Immediate and complete quarantine is essential if there is suspected exposure to Ebola. If exposure is confirmed (or even suspected) personal protection equipment (PPE) needs to be immediately deployed. PPE includes non-latex gloves (up to 3 pair at a time), surgical mask, eye shield or goggles and a clean, non-sterile long-sleeved gown (or Tyvek suit). Along with PPE, basic hygiene rituals must be maintained, which include stringent hand-washing, respiratory hygiene (putting surgical mask on infected patients as well as potentially infected people), and safe burial practices.
Caring for the dead is another critical aspect of containment. The dead must be immediately buried or cremated. If buried, the body must be encased in at least two body bags and buried in a deep grave (away from any water source). Any personal items such as clothing, pillows, linens - anything that came in contact with the infected person must either be buried with the person or burned. The people tasked with caring for the dead must practice rigorous personal hygiene throughout the burial or cremation process.

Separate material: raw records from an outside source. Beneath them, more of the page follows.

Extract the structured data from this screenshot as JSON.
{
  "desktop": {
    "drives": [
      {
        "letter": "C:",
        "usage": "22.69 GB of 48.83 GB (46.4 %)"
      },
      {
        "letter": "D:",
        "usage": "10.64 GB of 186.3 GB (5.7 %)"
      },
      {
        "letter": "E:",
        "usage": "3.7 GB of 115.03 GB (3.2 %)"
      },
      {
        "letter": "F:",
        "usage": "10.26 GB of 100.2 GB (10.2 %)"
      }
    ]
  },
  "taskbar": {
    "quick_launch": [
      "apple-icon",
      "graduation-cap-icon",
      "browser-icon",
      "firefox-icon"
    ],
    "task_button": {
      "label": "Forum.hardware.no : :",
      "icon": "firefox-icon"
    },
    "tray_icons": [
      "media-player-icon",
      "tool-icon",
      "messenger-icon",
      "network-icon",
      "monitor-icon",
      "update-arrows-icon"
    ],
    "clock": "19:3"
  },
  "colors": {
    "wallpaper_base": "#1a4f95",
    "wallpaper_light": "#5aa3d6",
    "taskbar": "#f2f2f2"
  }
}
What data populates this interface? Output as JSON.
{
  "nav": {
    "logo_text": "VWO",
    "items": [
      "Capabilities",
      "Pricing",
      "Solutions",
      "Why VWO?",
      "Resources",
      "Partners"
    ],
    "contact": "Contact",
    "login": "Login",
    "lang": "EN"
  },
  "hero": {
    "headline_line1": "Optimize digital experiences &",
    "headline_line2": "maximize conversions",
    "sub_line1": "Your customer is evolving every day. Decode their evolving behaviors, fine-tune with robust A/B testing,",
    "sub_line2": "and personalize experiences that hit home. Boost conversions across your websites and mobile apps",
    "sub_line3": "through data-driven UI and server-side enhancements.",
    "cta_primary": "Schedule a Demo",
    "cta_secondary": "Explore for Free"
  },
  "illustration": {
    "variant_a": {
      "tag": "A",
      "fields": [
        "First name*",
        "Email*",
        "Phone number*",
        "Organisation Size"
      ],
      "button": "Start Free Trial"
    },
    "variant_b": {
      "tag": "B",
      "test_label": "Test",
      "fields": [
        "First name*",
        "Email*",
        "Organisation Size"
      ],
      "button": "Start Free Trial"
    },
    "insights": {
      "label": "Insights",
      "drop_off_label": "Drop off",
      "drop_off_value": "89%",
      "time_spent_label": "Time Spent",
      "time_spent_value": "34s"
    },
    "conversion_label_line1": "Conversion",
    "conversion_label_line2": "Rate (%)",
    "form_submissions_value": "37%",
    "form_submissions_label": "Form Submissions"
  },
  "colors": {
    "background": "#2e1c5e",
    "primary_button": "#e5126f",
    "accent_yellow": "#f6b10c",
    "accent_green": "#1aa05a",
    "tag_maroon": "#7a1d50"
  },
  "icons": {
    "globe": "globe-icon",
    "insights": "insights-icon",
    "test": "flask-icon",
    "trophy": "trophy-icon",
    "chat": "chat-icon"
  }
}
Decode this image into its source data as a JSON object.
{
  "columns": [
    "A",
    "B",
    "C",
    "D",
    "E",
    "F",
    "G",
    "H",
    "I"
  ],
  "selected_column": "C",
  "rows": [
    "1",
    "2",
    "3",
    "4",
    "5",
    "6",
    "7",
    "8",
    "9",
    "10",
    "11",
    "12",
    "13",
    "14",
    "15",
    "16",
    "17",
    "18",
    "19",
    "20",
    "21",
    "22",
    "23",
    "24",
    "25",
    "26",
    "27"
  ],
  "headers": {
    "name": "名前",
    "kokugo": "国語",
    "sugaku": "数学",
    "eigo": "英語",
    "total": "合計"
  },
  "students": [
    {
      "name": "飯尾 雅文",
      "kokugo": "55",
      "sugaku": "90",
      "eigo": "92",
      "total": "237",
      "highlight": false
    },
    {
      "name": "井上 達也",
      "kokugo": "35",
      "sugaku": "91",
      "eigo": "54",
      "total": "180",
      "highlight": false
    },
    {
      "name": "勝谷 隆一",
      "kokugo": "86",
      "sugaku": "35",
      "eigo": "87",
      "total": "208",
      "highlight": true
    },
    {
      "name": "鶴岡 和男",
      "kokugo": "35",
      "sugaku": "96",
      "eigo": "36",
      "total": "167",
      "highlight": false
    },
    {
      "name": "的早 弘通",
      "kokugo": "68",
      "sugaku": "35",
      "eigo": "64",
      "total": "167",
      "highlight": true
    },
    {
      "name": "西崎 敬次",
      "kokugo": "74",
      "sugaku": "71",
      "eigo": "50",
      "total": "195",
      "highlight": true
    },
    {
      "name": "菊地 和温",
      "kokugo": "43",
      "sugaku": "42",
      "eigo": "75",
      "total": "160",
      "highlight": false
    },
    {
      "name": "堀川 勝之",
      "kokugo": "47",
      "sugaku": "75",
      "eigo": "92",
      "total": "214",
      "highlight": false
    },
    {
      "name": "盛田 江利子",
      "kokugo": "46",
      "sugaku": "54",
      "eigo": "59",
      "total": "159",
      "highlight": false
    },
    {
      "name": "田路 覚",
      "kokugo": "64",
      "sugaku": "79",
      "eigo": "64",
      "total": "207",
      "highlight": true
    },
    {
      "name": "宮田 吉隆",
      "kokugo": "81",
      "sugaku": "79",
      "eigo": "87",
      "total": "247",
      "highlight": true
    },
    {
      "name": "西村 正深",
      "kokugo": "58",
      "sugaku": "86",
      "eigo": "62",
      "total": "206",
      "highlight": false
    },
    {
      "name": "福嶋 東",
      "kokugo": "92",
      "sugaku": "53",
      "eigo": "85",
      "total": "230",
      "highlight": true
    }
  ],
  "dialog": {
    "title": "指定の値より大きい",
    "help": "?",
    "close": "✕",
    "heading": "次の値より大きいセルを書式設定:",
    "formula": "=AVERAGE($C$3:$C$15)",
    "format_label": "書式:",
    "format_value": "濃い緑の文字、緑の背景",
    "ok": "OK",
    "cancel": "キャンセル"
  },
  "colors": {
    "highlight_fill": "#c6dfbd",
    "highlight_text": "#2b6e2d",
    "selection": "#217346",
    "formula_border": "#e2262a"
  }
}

For their own protection, they must wear 3 sets of gloves, masks, goggle, coveralls and boots.
There are no drugs currently available for the treatment of Ebola. Supportive care includes pain and fever management (pain relievers and fever reducers, ie. Tylenol, Ibuprofen, etc.), providing fluids (oral rehydration fluid - can be administered with a baby bottle if required), providing oxygen, replacing lost blood (if possible), treating secondary infections. *
Specific treatments include:
NAUSEA, VOMITING, DIARRHEA
Oral Rehydration Fluid I
1 liter (quart) boiled water
1 tsp. salt
8 tsp. sugar
1 mashed banana (for potassium) if available. Otherwise substitute potassium chloride (salt substitute).
Before adding the sugar, taste the drink and make sure it is less salty than tears.
Oral Rehydration Fluid II
1 liter (quart) boiled water
1/2 tsp. salt
8 heaping teaspoons of cereal (finely ground maize, wheat flour, sorghum, or cooked and mashed potatoes).
Boil for 5 to 7 minutes to form a liquid gruel or watery porridge. Cool the drink quickly and start administering.
Caution: Taste the drink each time it is used to be sure its not spoiled. Cereal drinks can spoil in a few hours in hot weather.
* To either drink add Potassium Chloride or a half a cup of fruit juice, coconut water or mashed, ripe banana. This provides potassium, which may help the person accept more food and drink.
Constant hydration. Hot drinks. Chicken soup (which has anti-viral properties).
- Put the person in a cool place.
- Remove Clothing.
- Fan patient.
- Pour cool (not cold) water over patient or put cloths soaked in cool water on chest and forehead. Fan the cloths and change often to keep them cool.
- Give plenty of cool (not cold) water to drink.
- Administer medicine to bring down fever.
Treatment for Ebola is limited. Make sure that you know the symptoms and be prepared to treat each individual symptom.
The medical aspect of Ebola is sobering, but there are other things to consider as well. If nobody in your family contracts Ebola, but it has reached the North American continent, you'll want to quarantine your own family. The requirements for such an action are many. Be sure to have adequate food, water and other basic necessities. Make sure that you have alternative sources for cooking, heating and waste disposal (in the event public services are temporarily interrupted). Maintain an adequate emergency medical supply cabinet, complete with personal protection equipment, medicines and more importantly, medical knowledge.
Ebola is a threat, along with so many other things in this world. We don't have to be afraid, just prepared. Prepare to the best of your ability, but put your faith and hope in Christ alone.
* Information gathered from WHO International and the Mayo Clinic.
** I am not a doctor! Please see your personal physician for specific treatment options!